# SUPPLIED DATA
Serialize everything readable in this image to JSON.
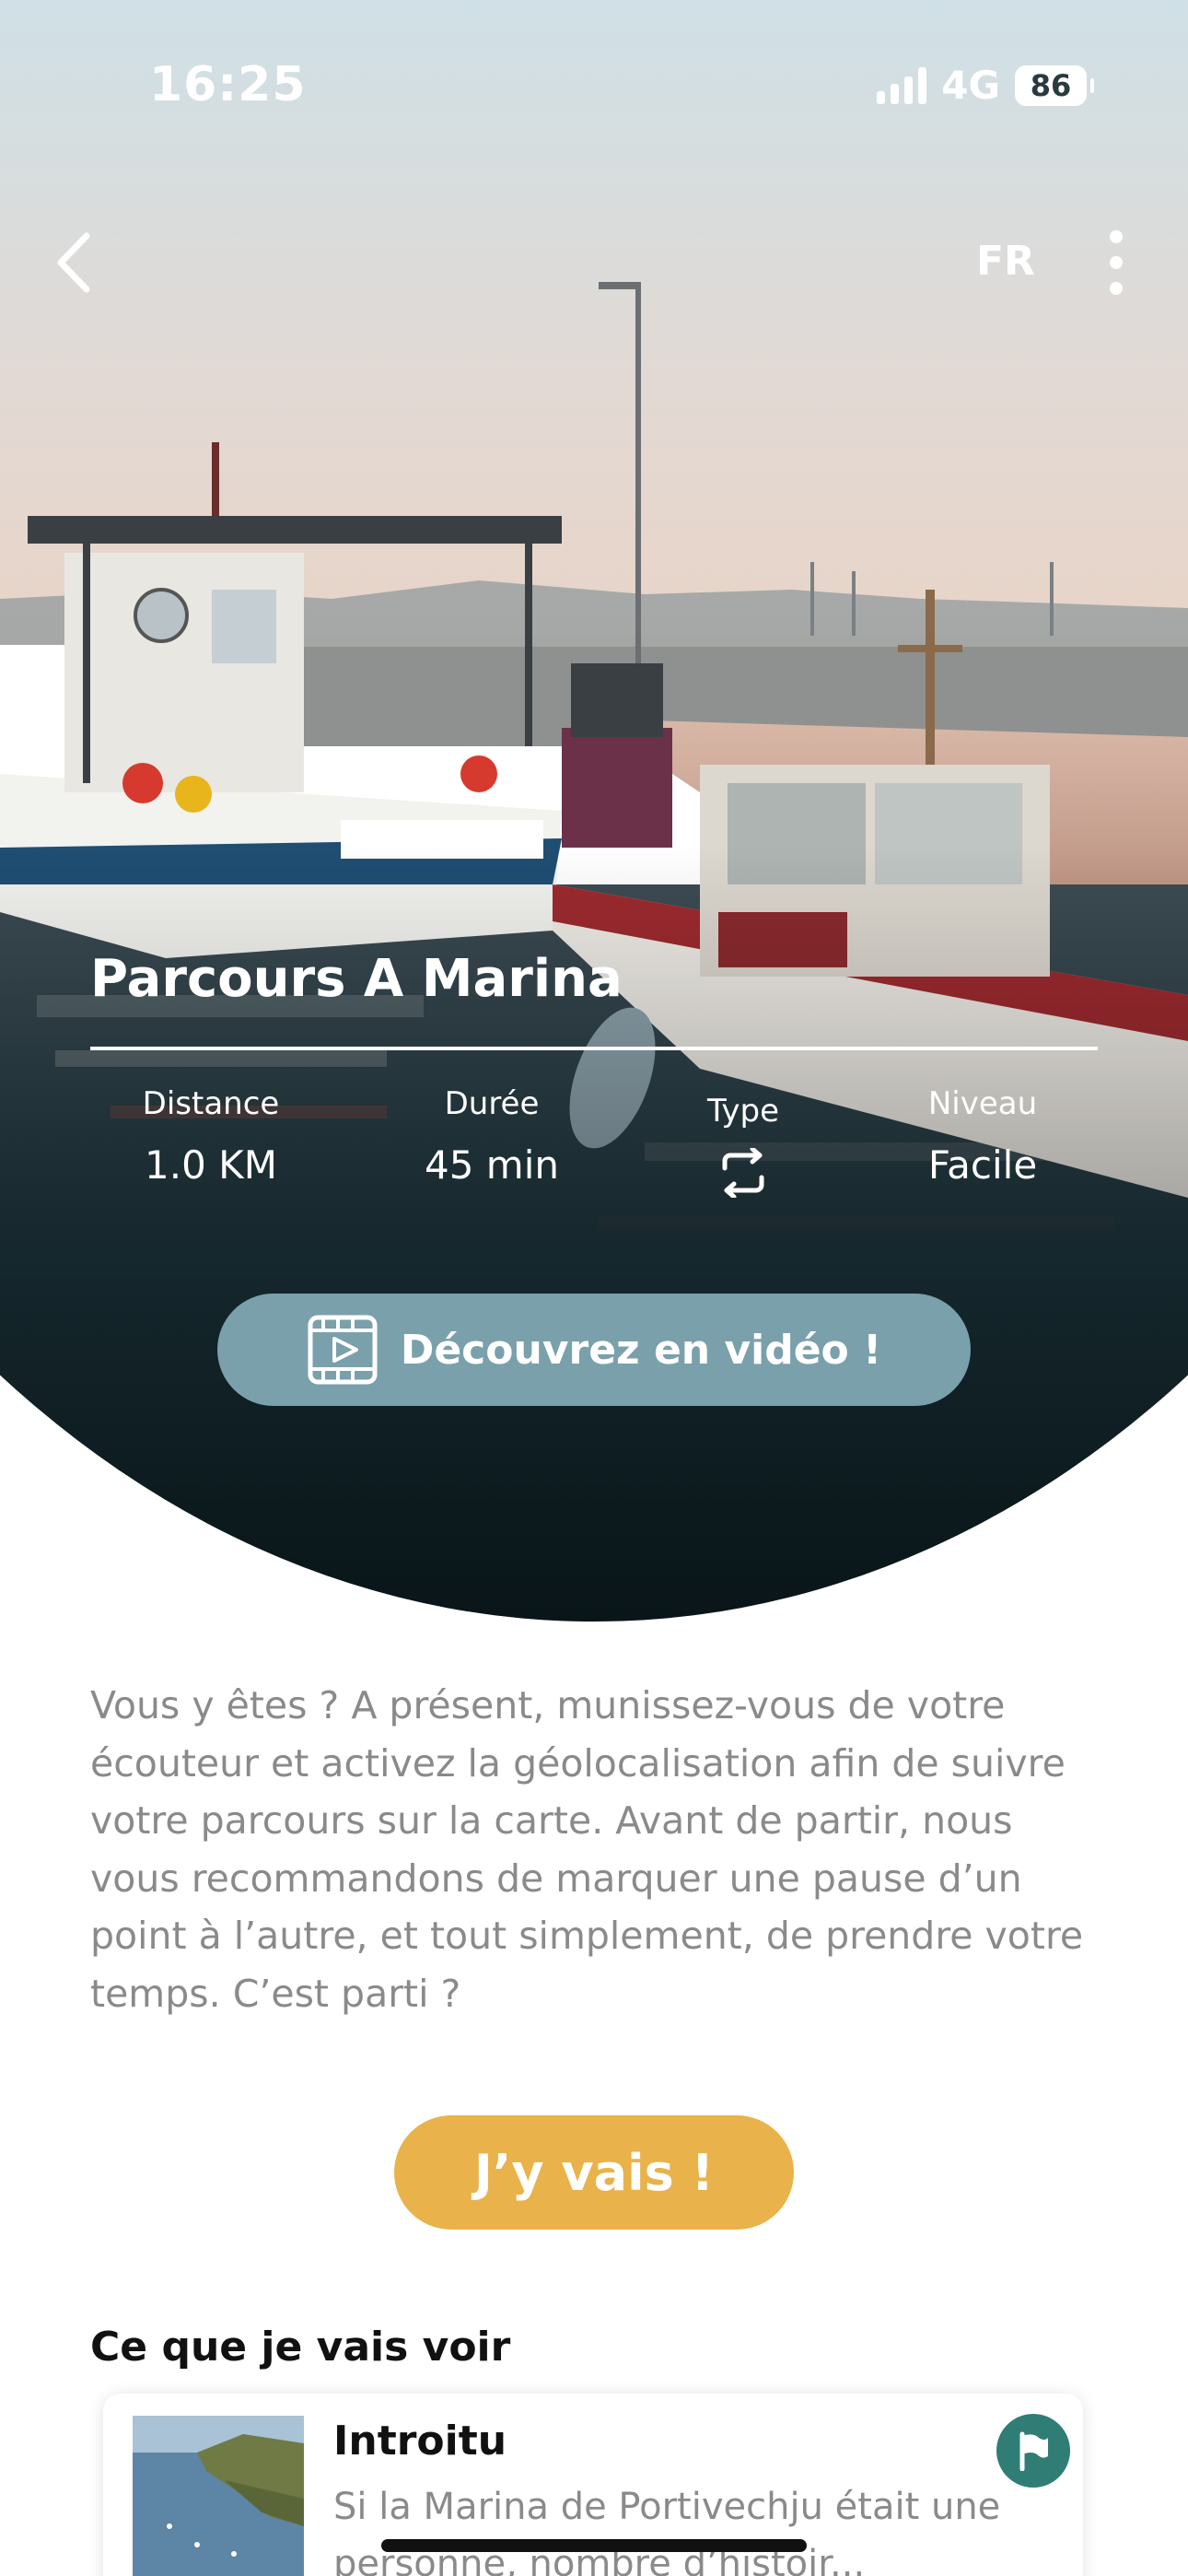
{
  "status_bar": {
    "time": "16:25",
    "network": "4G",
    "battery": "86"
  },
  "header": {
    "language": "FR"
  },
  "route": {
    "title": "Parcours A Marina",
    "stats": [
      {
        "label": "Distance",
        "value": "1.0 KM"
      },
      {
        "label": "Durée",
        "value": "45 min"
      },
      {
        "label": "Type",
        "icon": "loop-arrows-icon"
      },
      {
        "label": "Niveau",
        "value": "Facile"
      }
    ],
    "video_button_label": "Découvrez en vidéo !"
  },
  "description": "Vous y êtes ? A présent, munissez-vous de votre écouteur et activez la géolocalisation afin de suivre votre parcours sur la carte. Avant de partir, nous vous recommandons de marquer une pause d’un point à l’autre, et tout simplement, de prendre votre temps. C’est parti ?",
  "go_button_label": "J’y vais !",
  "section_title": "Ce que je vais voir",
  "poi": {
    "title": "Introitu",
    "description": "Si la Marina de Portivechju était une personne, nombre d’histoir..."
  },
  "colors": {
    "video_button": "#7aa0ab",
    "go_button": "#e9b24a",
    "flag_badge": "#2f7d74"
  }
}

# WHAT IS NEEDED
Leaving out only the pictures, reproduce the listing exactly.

# YOUR RESPONSE
Serialize everything readable in this image to JSON.
{
  "status_bar": {
    "time": "16:25",
    "network": "4G",
    "battery": "86"
  },
  "header": {
    "language": "FR"
  },
  "route": {
    "title": "Parcours A Marina",
    "stats": [
      {
        "label": "Distance",
        "value": "1.0 KM"
      },
      {
        "label": "Durée",
        "value": "45 min"
      },
      {
        "label": "Type",
        "icon": "loop-arrows-icon"
      },
      {
        "label": "Niveau",
        "value": "Facile"
      }
    ],
    "video_button_label": "Découvrez en vidéo !"
  },
  "description": "Vous y êtes ? A présent, munissez-vous de votre écouteur et activez la géolocalisation afin de suivre votre parcours sur la carte. Avant de partir, nous vous recommandons de marquer une pause d’un point à l’autre, et tout simplement, de prendre votre temps. C’est parti ?",
  "go_button_label": "J’y vais !",
  "section_title": "Ce que je vais voir",
  "poi": {
    "title": "Introitu",
    "description": "Si la Marina de Portivechju était une personne, nombre d’histoir..."
  },
  "colors": {
    "video_button": "#7aa0ab",
    "go_button": "#e9b24a",
    "flag_badge": "#2f7d74"
  }
}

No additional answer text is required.